--- Dataset records Enclosed Below ---
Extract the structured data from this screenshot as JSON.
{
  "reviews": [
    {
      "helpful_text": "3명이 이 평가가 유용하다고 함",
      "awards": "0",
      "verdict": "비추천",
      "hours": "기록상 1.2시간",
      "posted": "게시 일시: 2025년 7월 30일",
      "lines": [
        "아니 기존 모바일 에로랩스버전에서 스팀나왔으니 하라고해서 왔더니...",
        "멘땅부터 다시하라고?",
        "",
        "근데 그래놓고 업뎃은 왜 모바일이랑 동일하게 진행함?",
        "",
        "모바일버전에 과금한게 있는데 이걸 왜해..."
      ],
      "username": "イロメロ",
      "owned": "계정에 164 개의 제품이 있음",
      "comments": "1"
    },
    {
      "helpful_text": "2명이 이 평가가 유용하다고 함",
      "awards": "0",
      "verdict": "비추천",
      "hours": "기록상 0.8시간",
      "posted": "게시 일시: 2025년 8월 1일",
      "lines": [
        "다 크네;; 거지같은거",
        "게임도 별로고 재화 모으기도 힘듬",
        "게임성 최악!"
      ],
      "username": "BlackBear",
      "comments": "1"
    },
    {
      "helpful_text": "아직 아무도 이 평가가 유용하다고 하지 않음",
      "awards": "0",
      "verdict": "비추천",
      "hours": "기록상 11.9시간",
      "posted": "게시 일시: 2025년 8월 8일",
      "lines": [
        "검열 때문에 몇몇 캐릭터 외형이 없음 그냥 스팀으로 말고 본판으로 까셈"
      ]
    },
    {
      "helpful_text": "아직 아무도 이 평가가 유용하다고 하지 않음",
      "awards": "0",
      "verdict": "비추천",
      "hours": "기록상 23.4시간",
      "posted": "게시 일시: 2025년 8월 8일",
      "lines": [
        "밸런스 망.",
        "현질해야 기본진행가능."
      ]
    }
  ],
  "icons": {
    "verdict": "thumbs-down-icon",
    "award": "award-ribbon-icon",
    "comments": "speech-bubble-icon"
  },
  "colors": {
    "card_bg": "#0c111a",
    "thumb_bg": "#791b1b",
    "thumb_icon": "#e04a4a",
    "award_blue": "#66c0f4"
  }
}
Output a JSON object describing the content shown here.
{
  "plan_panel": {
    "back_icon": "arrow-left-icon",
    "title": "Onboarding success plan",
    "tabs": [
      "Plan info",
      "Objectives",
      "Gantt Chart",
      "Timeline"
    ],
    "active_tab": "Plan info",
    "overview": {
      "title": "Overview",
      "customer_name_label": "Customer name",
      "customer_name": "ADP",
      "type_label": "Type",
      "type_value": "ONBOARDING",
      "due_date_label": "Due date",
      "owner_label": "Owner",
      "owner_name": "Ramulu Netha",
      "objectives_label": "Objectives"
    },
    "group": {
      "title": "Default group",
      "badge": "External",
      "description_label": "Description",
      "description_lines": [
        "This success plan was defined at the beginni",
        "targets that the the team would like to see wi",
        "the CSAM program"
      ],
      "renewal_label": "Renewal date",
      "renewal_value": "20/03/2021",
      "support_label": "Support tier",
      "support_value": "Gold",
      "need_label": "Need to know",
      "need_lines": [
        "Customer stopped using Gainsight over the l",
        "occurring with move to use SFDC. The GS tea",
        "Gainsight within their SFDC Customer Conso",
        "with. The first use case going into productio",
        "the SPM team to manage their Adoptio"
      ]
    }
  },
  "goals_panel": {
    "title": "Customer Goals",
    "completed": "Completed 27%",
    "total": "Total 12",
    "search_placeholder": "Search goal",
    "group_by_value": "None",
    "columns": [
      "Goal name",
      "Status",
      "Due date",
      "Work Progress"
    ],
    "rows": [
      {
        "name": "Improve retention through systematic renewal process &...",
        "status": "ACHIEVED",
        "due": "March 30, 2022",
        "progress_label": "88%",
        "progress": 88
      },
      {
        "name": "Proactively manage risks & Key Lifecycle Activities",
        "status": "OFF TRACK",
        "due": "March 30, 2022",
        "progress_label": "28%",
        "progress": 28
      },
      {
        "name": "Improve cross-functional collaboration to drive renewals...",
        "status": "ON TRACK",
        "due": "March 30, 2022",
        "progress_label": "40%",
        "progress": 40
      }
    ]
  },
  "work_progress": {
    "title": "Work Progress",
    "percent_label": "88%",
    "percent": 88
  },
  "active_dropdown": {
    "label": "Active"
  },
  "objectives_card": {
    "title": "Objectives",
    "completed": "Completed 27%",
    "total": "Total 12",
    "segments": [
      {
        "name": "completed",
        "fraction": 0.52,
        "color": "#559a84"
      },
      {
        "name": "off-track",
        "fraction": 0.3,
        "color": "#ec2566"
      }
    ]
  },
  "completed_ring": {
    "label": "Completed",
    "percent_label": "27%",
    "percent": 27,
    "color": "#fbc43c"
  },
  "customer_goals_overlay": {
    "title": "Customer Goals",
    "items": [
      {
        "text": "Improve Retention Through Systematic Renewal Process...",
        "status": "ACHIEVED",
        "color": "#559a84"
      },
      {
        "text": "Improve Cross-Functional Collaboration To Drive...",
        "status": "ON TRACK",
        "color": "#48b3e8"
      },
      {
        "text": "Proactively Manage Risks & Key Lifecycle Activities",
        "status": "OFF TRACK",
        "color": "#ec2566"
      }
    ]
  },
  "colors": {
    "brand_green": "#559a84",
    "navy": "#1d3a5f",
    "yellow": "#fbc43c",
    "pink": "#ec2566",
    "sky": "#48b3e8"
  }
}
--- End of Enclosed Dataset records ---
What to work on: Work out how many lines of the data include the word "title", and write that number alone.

The answer: 7